Start of Material for the task

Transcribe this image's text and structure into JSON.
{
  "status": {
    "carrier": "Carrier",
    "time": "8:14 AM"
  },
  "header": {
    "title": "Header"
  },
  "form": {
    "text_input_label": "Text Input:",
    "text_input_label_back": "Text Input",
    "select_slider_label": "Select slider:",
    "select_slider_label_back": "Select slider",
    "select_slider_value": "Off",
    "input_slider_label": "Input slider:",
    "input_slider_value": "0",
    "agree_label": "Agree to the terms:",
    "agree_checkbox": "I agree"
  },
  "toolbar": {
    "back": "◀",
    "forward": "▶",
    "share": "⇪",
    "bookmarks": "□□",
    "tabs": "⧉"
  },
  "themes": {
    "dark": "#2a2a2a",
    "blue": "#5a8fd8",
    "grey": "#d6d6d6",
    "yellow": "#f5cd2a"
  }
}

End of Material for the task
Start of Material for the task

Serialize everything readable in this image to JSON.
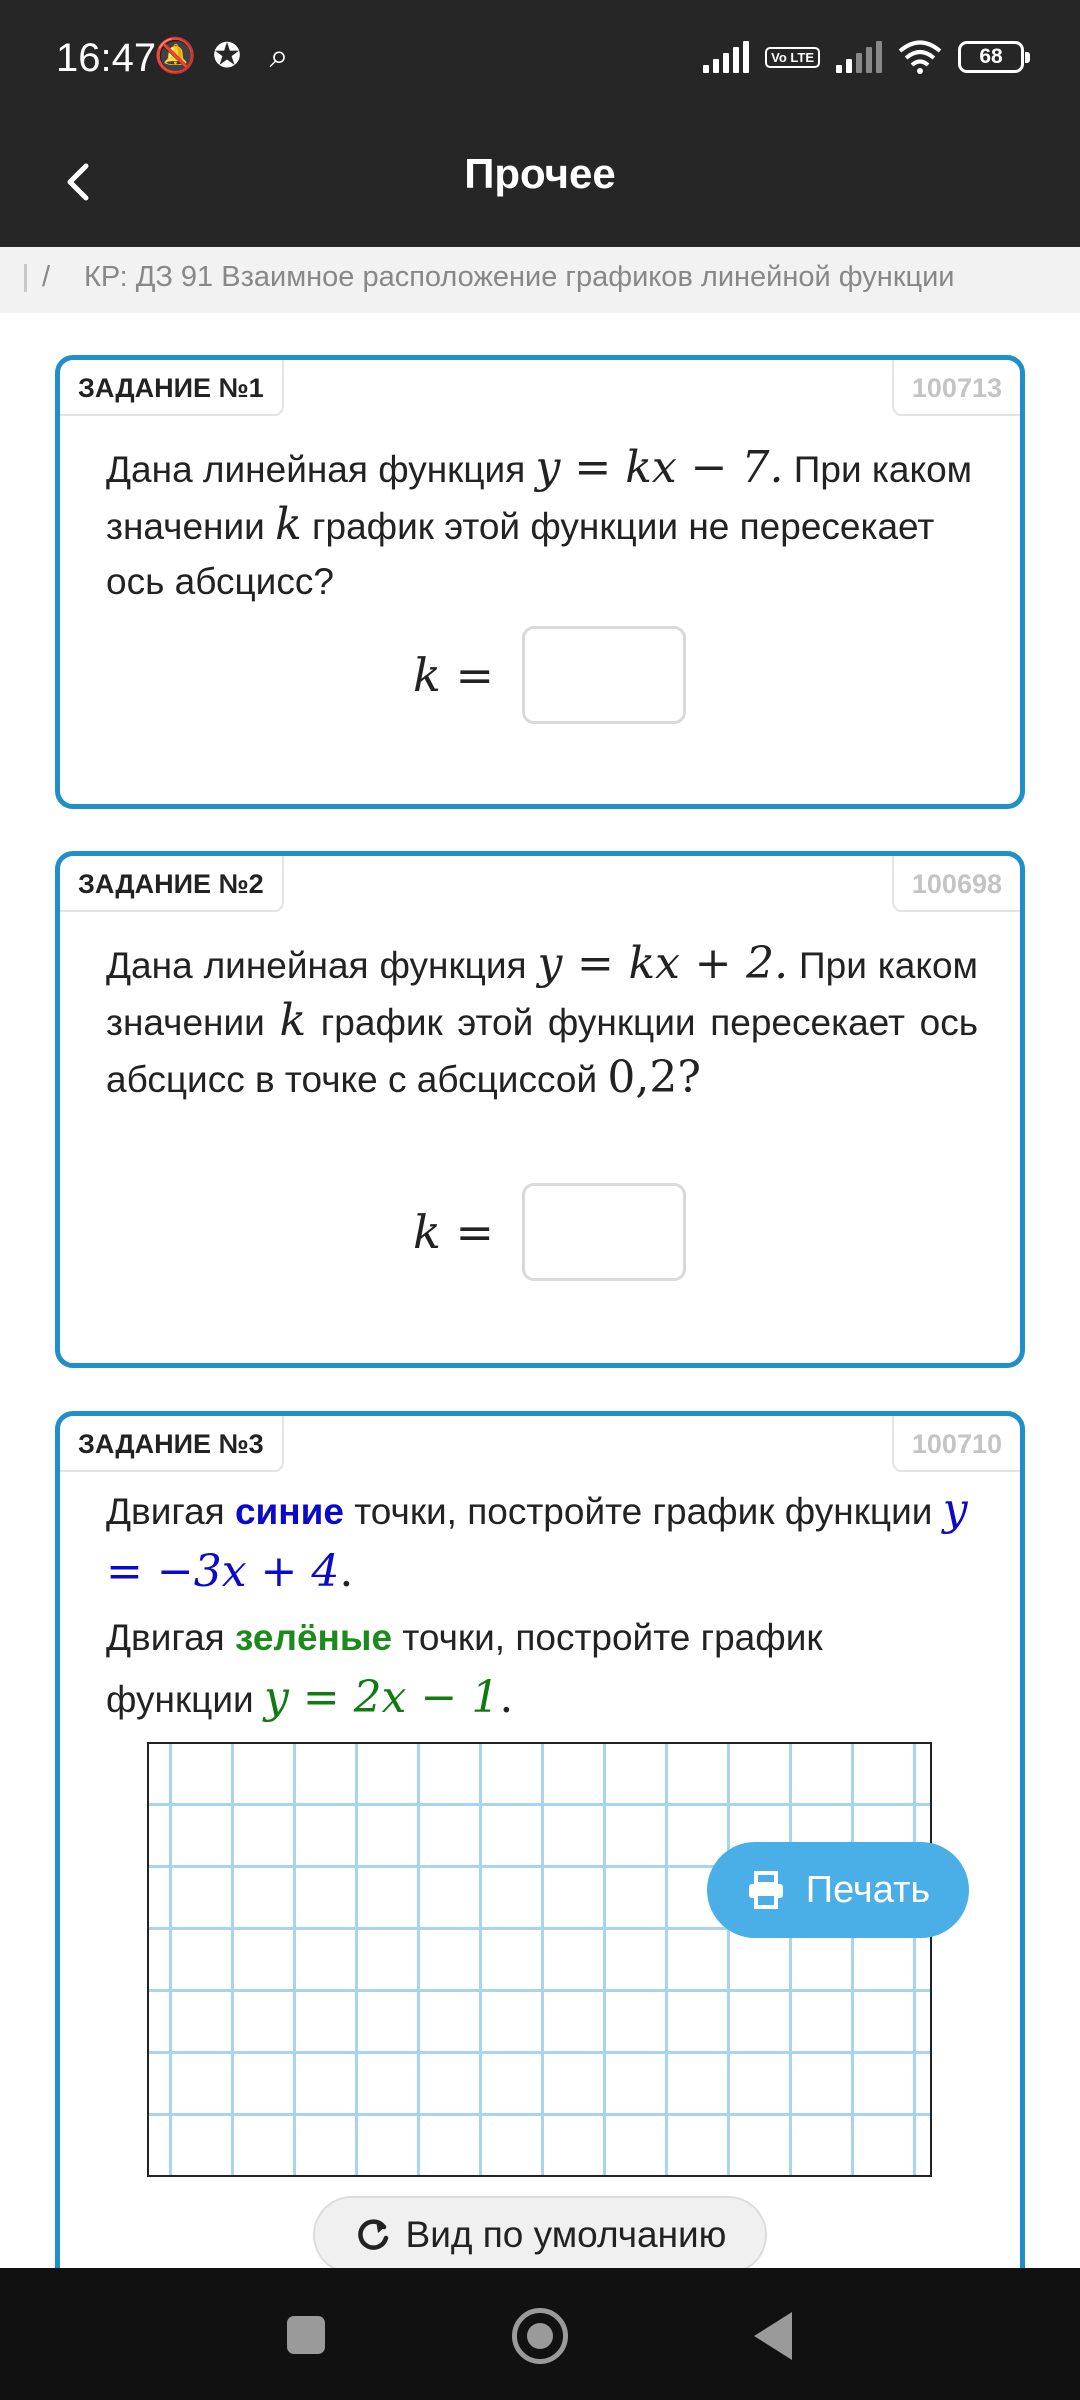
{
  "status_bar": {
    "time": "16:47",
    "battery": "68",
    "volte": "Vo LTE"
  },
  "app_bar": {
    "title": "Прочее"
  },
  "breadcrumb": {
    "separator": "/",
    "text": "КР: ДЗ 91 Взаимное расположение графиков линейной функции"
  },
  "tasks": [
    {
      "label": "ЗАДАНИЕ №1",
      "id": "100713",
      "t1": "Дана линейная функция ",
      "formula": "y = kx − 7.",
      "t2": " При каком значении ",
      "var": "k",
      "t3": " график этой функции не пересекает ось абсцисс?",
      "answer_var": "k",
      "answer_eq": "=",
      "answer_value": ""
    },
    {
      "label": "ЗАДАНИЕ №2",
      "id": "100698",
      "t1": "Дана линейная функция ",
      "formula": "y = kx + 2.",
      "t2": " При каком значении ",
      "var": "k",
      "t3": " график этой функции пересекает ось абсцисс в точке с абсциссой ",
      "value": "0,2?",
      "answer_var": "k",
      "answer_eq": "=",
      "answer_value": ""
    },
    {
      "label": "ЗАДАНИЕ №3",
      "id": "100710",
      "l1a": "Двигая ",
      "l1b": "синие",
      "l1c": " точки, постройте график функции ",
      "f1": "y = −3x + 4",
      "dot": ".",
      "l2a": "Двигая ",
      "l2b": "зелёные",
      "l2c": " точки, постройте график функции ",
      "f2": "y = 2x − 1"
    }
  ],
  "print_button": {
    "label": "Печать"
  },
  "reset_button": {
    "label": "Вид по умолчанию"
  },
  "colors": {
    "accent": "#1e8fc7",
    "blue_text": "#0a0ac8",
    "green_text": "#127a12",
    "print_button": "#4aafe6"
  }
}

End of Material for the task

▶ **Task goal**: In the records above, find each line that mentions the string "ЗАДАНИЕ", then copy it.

▶ **Task solution**:
      "label": "ЗАДАНИЕ №1",
      "label": "ЗАДАНИЕ №2",
      "label": "ЗАДАНИЕ №3",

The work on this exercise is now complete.